This may be a result of the changes to an individual’s memory or ability. The visit itself may be stressful as large groups of people and many noises or sounds can be overwhelming.

“Alzheimer’s disease and dementia impact a person’s thinking and memory,” says Karen Simpson, Manager of Behavioural Supports and Dementia Care at Extendicare. “It is a gradual and progressive decline in mental processing ability that affects memory, communication, language, judgement, reasoning, and abstract thinking.”

Karen shares some tips for planning a holiday visit with a loved one who has Alzheimer’s or dementia, living in a long-term care home, and how to make the most of your time together over the holidays and any time of the year.

Plan holiday visits in advance

Routine is an important part of care for a resident with dementia who is living in a long-term care home. When planning a visit during the holidays, try to find a time that works well with your loved one’s schedule in their daily routine with team members at their long-term care home.

“Residents may have activities that are part of their daily routine,” says Karen. “When residents are removed from an activity they really enjoy doing, this can be stressful for the resident. Planning a visit outside of that activity lets the resident have that time for themselves. It can also pave the way for a more enjoyable family visit that is centered around the resident.”
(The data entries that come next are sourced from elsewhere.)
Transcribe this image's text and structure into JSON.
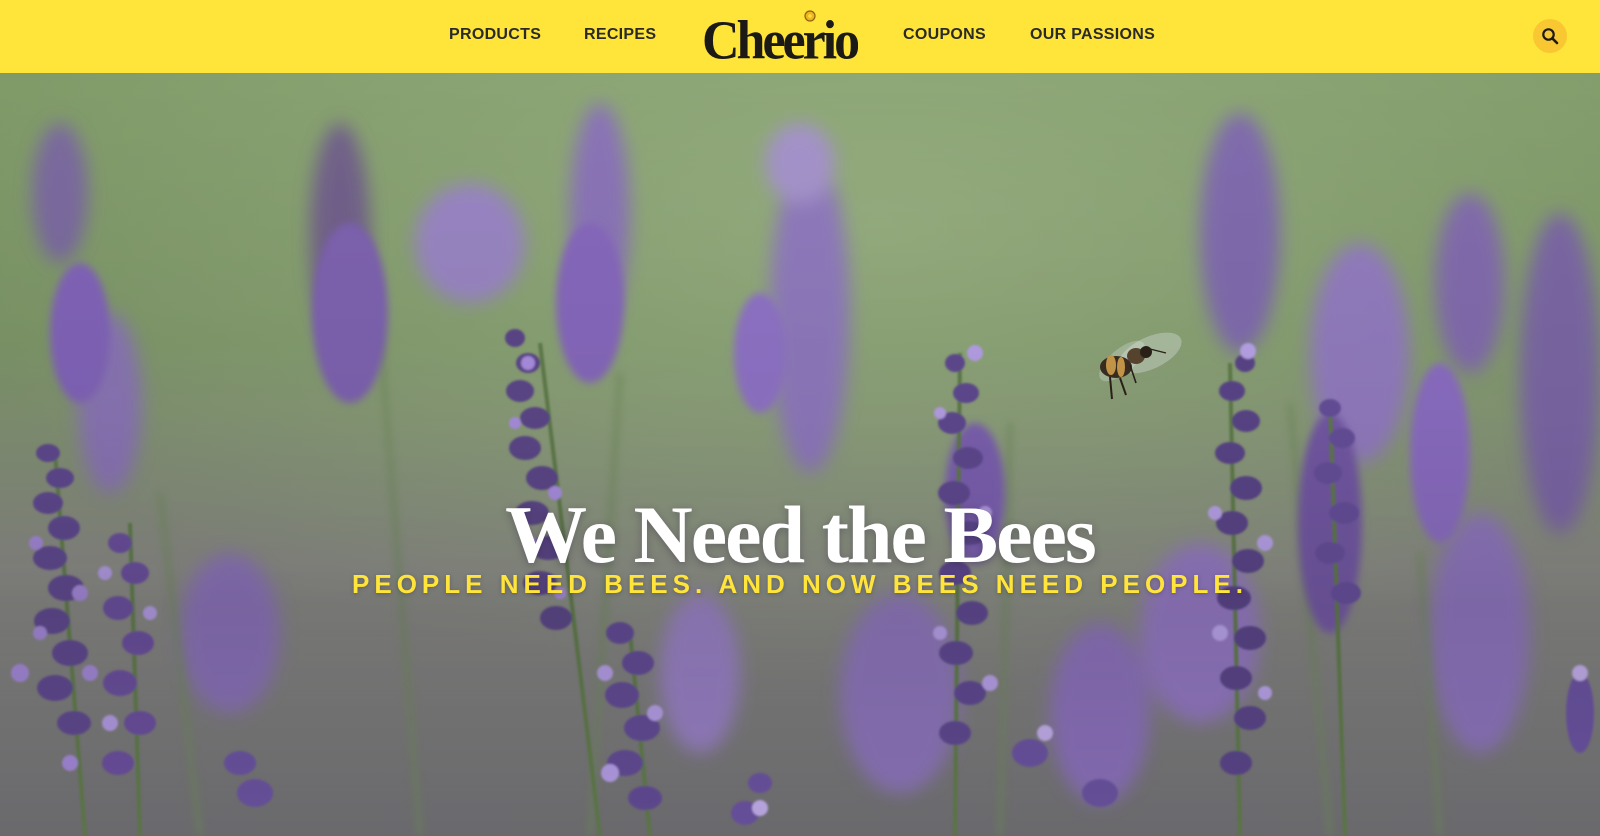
{
  "brand": {
    "logo_text": "Cheerios",
    "nav_bg": "#ffe43a",
    "accent_yellow": "#ffe43a",
    "search_bg": "#f9c731"
  },
  "nav": {
    "products": "PRODUCTS",
    "recipes": "RECIPES",
    "coupons": "COUPONS",
    "passions": "OUR PASSIONS",
    "search_icon": "search-icon"
  },
  "hero": {
    "title": "We Need the Bees",
    "subtitle": "PEOPLE NEED BEES. AND NOW BEES NEED PEOPLE.",
    "image": "lavender field with honeybee"
  }
}
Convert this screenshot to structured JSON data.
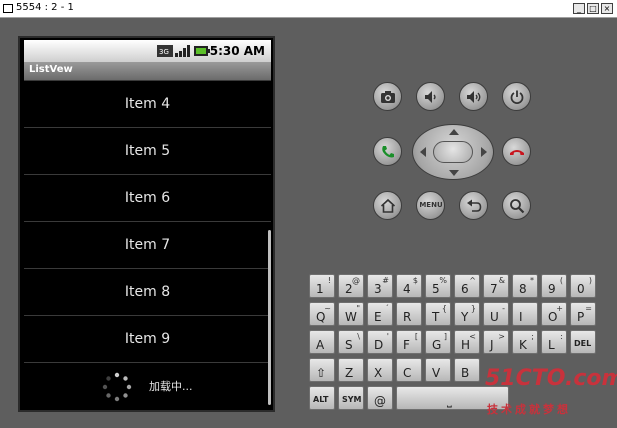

She adds that the team members at the long-term care home provide programming that is fun but also beneficial to residents’ brain health.

“Every opportunity that we have that sparks some cognitive stimulation or social connectivity is important to optimize,” Karen explains.

Involve a loved one with dementia in planning a holiday visit

Karen encourages friends and families to speak with their loved one about what they enjoy and if there are activities they can do together.

“This involvement can help residents’ who are living with dementia experience that connection with their family,” says Karen.

Consider activities that everyone can do together.

“Ask the activity aides what programs are taking place,” says Karen. “Find out if you can get involved and join the activity with your loved one.”

Take your time

When friends and family gather to visit their loved one, be patient and take time to do things together such as singing songs, watching family videos, or looking at old photos.

Experts say that holiday celebrations may bring up memories and the individual living with dementia may be focused on having a conversation about the past. They say it is okay to talk about what is meaningful to the person living with dementia. You don’t have to rush your conversation to bring them to present day.

“It’s about spending quality time together,” says Karen. “Being together and involving your loved one with dementia in the process, can make for a meaningful visit and important connections for both the resident and family during the holidays and all year round.”